Cavanagh's big break came in 1990, when director Penny Marshall cast her in the comedy "A League of Their Own." She made an instant impression with her portrayal of Marla Hooch, the so-called "ugly girl" who outshines several members of the all-female baseball team. She had numerous supporting parts in film comedies following that success — "Robin Hood: Men In Tights" and "Dracula: Dead and Loving It" for director Mel Brooks, "For Richer, for Poorer," "Junior," "That Darn Cat" and others. Cavanagh has also had a busy voiceover career, most notably as the voice of Judy Neutron in the Oscar-nominated animated film "Jimmy Neutron: Boy Genius," the subsequent television series and several TV movies. On TV, Cavanagh has had roles in everything from "Home Improvement" to "Exes & Ohs." Cavanagh also has a thriving stage career and is currently touring the country in "Menopause: The Musical." She lives in Hollywood with her partner, Anne Chamberlain. Megan's son, Brendan, is 19 and majoring in Mandarin Chinese and international affairs at college.

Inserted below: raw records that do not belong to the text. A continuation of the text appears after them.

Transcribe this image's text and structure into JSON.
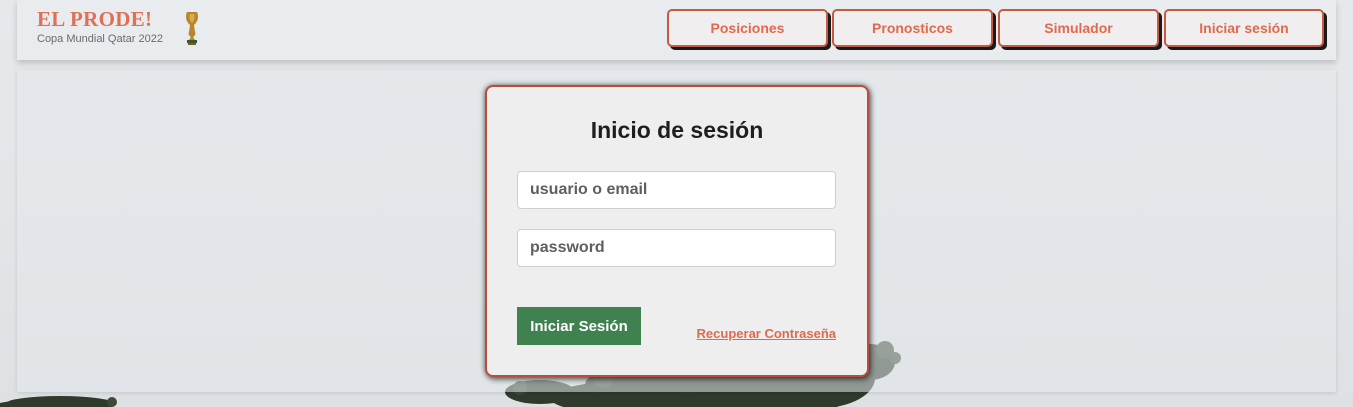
{
  "brand": {
    "title": "EL PRODE!",
    "subtitle": "Copa Mundial Qatar 2022",
    "icon": "trophy-icon"
  },
  "nav": {
    "items": [
      {
        "label": "Posiciones"
      },
      {
        "label": "Pronosticos"
      },
      {
        "label": "Simulador"
      },
      {
        "label": "Iniciar sesión"
      }
    ]
  },
  "login": {
    "title": "Inicio de sesión",
    "user_placeholder": "usuario o email",
    "user_value": "",
    "password_placeholder": "password",
    "password_value": "",
    "submit_label": "Iniciar Sesión",
    "recover_label": "Recuperar Contraseña"
  },
  "colors": {
    "accent": "#e06a50",
    "border": "#b84f3b",
    "button": "#3f8250",
    "background": "#e3e6e9"
  }
}
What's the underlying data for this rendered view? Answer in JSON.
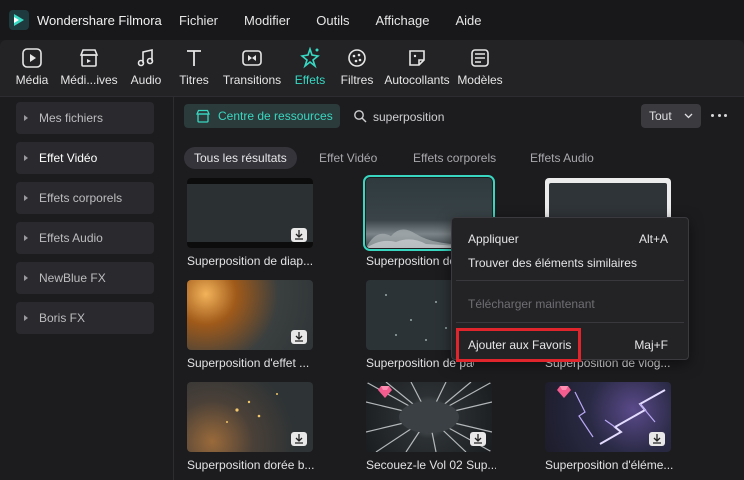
{
  "app": {
    "title": "Wondershare Filmora"
  },
  "menu": [
    "Fichier",
    "Modifier",
    "Outils",
    "Affichage",
    "Aide"
  ],
  "toolbar": [
    {
      "label": "Média",
      "icon": "media-icon"
    },
    {
      "label": "Médi...ives",
      "icon": "stock-media-icon"
    },
    {
      "label": "Audio",
      "icon": "music-note-icon"
    },
    {
      "label": "Titres",
      "icon": "title-t-icon"
    },
    {
      "label": "Transitions",
      "icon": "transition-icon"
    },
    {
      "label": "Effets",
      "icon": "sparkle-icon",
      "active": true
    },
    {
      "label": "Filtres",
      "icon": "filter-icon"
    },
    {
      "label": "Autocollants",
      "icon": "sticker-icon"
    },
    {
      "label": "Modèles",
      "icon": "template-icon"
    }
  ],
  "sidebar": [
    {
      "label": "Mes fichiers"
    },
    {
      "label": "Effet Vidéo",
      "active": true
    },
    {
      "label": "Effets corporels"
    },
    {
      "label": "Effets Audio"
    },
    {
      "label": "NewBlue FX"
    },
    {
      "label": "Boris FX"
    }
  ],
  "resource_button": "Centre de ressources",
  "search": {
    "value": "superposition"
  },
  "filter": {
    "selected": "Tout"
  },
  "tabs": [
    "Tous les résultats",
    "Effet Vidéo",
    "Effets corporels",
    "Effets Audio"
  ],
  "cards": [
    "Superposition de diap...",
    "Superposition de",
    "",
    "Superposition d'effet ...",
    "Superposition de pack...",
    "Superposition de vlog...",
    "Superposition dorée b...",
    "Secouez-le Vol 02 Sup...",
    "Superposition d'éléme..."
  ],
  "context_menu": {
    "apply": "Appliquer",
    "apply_shortcut": "Alt+A",
    "similar": "Trouver des éléments similaires",
    "download": "Télécharger maintenant",
    "favorite": "Ajouter aux Favoris",
    "favorite_shortcut": "Maj+F"
  },
  "colors": {
    "accent": "#37d9c3",
    "highlight": "#e0252d"
  }
}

Q: I'm going to guess that Marla Hooch is the character you are most often recognized for.

A: That is correct. To this day, every day. People say, "You look so much like that girl from that movie" or they just come right up to me and say, "You were Marla Hooch." A lot of them add, "You're so pretty in real life." That's very sweet when they say that. I get a lot of "That movie changed my life" from young women. So many of us don't feel like the pretty one or the popular one. It's brought up beauty issues in society for a lot of people. I am working on a documentary dealing with this issue. I have had entire teams of softball players of young women who watch it. The amount of people who love this movie astounds me. I went to a baseball signing with some of the original players at a tournament, and there was literally a line about a mile long. They are so emotional about it.

Q: Which actor(s) would you nominate for the Character Actor Hall of Fame?

A: I would nominate Margaret Rutherford, who I adore. I love Helen Mirren. I really like Melissa McCarthy. She's genius. I think Sarah Silverman is genius. Some of the young women coming up right now in comedy are so refreshing. Kristen Wiig, Tina Fey, Amy Poehler are all so brilliant.

Q: What's an archetypal character role you have played often?

A; I've played lots of character-y roles, but I play average gals who are looking for love a lot (laughs).

Q: What's a character part that you would like to play?

A: Where do I begin? I've always wanted to do an Irish sister part in "Dancing at Lughnasa." The character-ier the better. I like to play women who are somewhat not liked that make you feel sorry for them.

Q: Most unusual character/costume/location/prop?

A: I had to wear a crocodile outfit when I played the crocodile in "Peter Pan." I helped my mom make it. I had to wear a Santa Claus suit in "Robin Hood: Men in Tights." It was extremely warm. When I went to the audition they told me to stuff clothing in my sleeves. I went out and got a Santa suit from a rental shop and went completely dressed as the character. I put my hair up and I walked in the door to meet Mel (Brooks) as the character, and he hired me on the spot. It is a very dicey thing to do, but it worked out. I would love Mel Brooks to do this as a musical. I would love to do this onstage. Hey Mel, I'm ready!

Q: Has being from Chicago helped in your career?

A: Yes. Chicago is a very well-respected theater town. Having that on my resume has given me a deeper sense of what kind of actor I am. Also, I really think after traveling the United States these last nine years with "Menopause" I really have grown to appreciate who I am because of where I grew up. I'm generalizing here, but to me Chicagoans are a very real, warm-hearted kind of people. There's no B.S., no pretension, you get what you get. I think that's very well respected — especially in the film business.